> ABOUT THIS EXERCISE: Scan the entries for the word "TURN". Every line that has it should be copied.

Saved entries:

▬▬▬▬▬▬

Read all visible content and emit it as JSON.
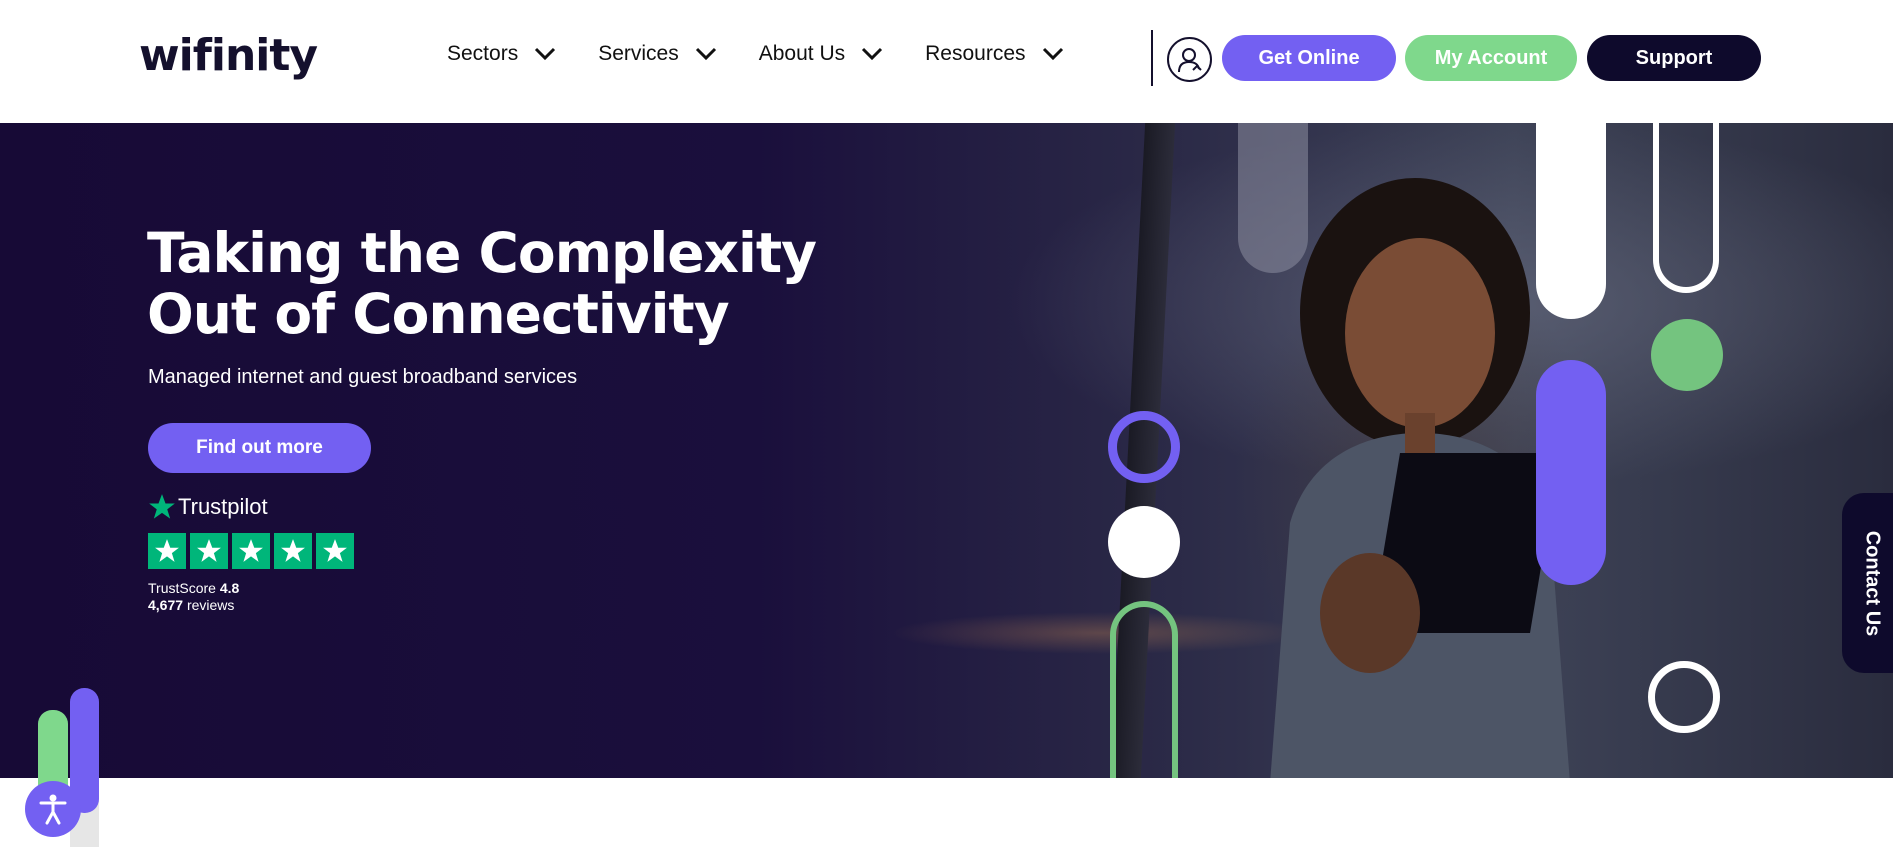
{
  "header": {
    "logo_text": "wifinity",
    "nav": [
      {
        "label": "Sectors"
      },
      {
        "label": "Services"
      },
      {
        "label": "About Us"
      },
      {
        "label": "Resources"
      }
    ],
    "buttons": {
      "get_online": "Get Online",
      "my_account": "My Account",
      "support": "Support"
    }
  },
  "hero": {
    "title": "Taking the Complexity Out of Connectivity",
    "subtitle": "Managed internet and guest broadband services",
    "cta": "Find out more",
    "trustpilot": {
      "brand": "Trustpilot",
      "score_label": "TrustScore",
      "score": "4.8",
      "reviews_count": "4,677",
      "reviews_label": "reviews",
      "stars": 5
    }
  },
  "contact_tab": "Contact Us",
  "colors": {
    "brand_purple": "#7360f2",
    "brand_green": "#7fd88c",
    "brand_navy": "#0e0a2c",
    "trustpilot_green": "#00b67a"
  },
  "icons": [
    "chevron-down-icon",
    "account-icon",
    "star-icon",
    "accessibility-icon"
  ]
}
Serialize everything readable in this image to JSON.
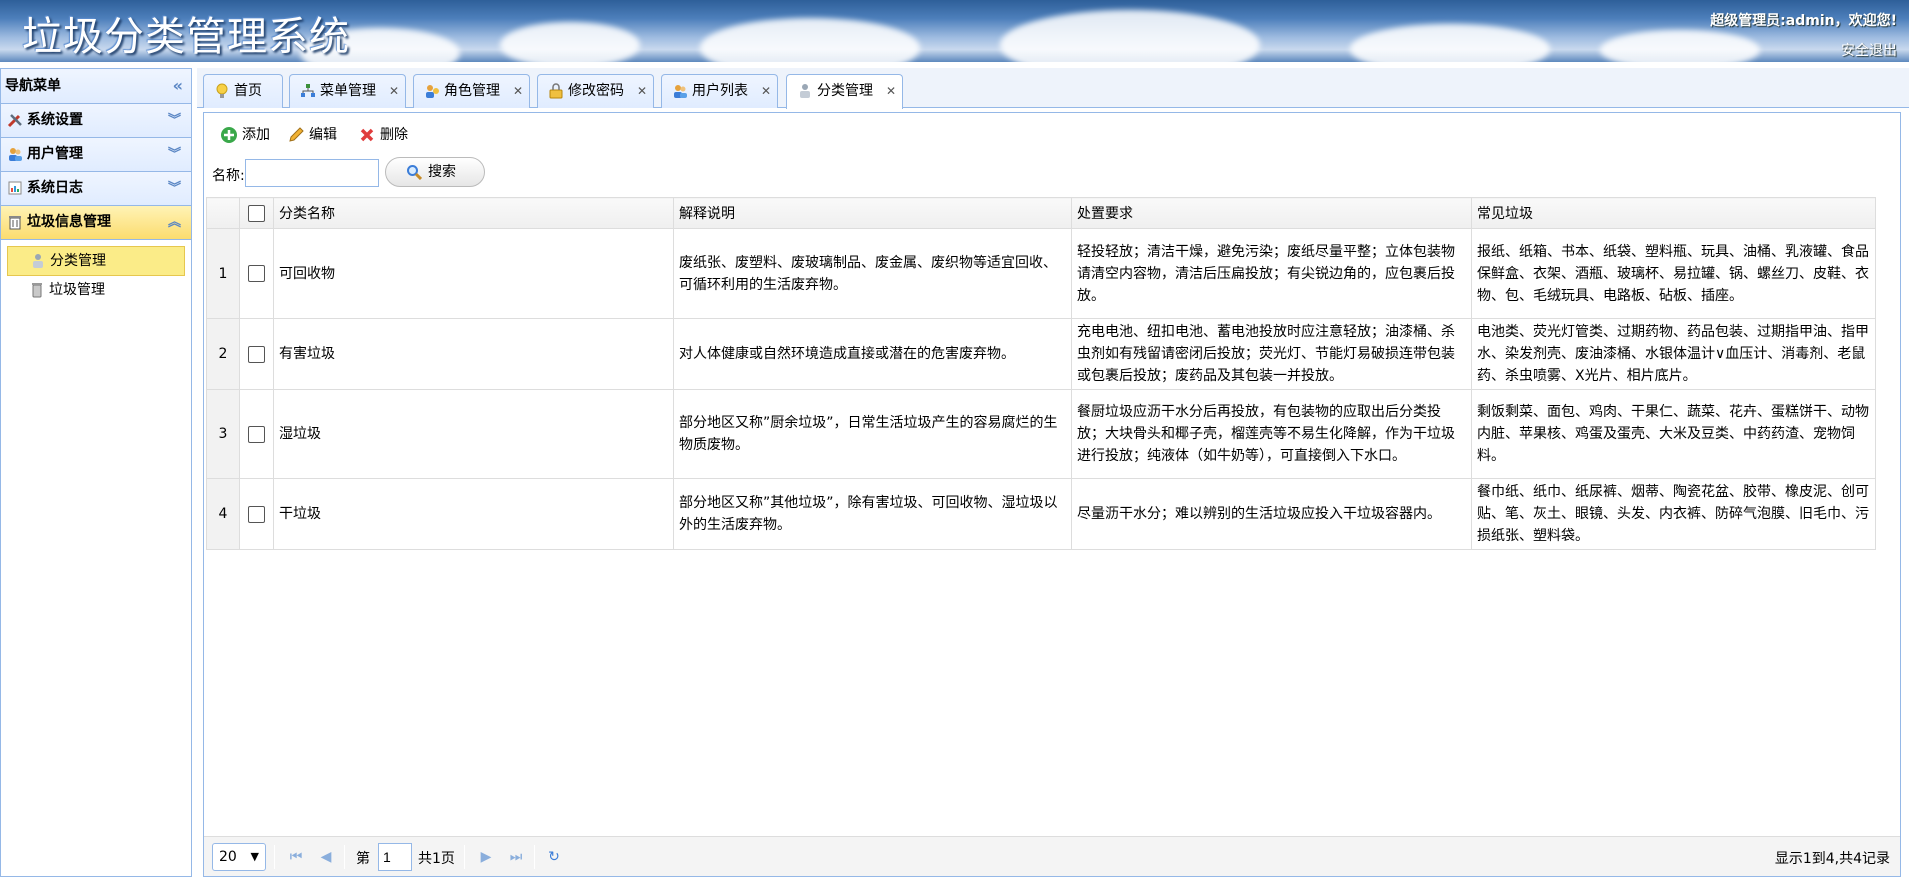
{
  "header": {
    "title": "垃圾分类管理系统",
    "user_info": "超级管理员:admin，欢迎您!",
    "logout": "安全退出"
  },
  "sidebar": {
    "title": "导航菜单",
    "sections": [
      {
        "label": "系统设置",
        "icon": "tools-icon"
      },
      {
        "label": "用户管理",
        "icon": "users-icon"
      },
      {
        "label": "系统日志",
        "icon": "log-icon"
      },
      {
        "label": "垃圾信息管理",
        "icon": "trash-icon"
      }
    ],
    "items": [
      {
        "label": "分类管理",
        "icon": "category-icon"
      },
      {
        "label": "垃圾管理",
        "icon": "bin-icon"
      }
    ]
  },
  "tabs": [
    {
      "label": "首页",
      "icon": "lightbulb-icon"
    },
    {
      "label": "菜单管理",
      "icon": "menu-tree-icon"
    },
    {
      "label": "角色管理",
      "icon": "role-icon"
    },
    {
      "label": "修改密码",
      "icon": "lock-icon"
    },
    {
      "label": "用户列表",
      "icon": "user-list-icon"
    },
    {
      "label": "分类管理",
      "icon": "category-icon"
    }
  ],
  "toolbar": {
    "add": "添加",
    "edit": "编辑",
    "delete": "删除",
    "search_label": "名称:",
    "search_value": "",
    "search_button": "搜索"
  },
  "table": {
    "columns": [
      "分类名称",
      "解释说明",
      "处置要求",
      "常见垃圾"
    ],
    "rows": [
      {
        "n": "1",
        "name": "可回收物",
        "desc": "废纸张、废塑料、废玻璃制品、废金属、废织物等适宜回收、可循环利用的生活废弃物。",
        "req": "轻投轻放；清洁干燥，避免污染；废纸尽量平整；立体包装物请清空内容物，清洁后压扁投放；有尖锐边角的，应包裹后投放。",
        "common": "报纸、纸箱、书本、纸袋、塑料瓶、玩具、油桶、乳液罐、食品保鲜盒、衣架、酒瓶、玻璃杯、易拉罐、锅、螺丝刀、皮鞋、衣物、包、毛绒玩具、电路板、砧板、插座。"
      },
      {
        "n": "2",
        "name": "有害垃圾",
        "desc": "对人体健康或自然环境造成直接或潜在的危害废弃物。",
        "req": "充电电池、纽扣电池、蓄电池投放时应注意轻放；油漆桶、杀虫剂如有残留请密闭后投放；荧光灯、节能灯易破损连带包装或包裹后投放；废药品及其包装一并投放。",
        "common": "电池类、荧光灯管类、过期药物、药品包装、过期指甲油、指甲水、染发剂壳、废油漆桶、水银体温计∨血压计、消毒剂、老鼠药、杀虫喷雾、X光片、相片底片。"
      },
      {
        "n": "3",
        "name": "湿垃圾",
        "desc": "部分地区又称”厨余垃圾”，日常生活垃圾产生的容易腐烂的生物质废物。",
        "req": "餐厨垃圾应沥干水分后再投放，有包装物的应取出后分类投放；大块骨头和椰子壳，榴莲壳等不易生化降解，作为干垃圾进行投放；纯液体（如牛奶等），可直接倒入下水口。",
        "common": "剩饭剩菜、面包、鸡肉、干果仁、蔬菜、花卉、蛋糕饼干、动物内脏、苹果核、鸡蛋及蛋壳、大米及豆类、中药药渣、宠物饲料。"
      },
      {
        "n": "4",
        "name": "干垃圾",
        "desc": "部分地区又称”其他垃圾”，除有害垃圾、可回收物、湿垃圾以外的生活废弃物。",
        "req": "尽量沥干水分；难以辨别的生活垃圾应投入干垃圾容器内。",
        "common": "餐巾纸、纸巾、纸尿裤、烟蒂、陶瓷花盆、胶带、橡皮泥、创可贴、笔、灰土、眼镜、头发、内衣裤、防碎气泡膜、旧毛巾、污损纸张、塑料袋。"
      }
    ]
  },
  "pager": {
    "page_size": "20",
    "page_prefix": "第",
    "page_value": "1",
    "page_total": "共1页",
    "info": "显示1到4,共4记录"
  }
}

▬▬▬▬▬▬

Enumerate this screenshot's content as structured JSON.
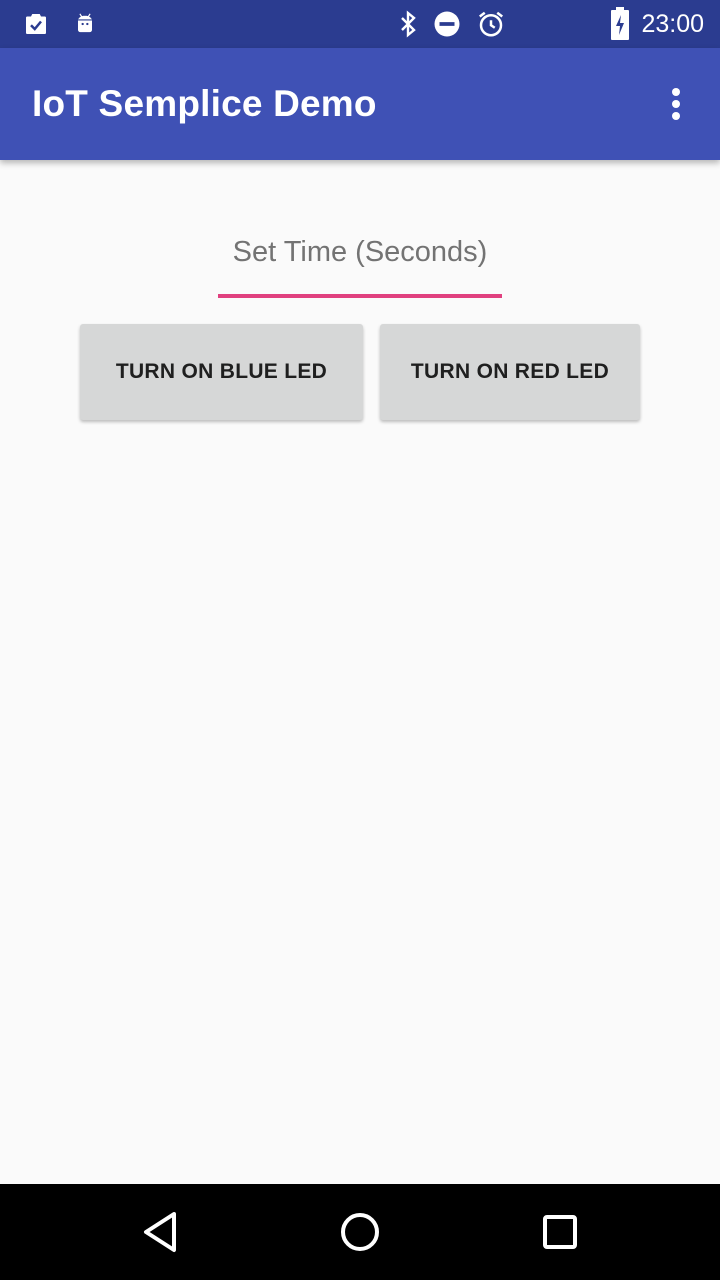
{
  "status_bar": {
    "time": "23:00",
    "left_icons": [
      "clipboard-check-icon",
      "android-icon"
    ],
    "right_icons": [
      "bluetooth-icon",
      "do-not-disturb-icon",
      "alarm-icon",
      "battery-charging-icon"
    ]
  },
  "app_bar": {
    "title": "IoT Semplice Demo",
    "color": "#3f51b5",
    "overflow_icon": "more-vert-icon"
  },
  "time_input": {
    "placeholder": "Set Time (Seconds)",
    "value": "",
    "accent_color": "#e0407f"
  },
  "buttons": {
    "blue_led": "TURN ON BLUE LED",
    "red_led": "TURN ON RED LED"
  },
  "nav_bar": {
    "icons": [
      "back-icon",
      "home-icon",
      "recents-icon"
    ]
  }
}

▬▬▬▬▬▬

> WORKED SOLUTION:
    "blue_led": "TURN ON BLUE LED",
    "red_led": "TURN ON RED LED"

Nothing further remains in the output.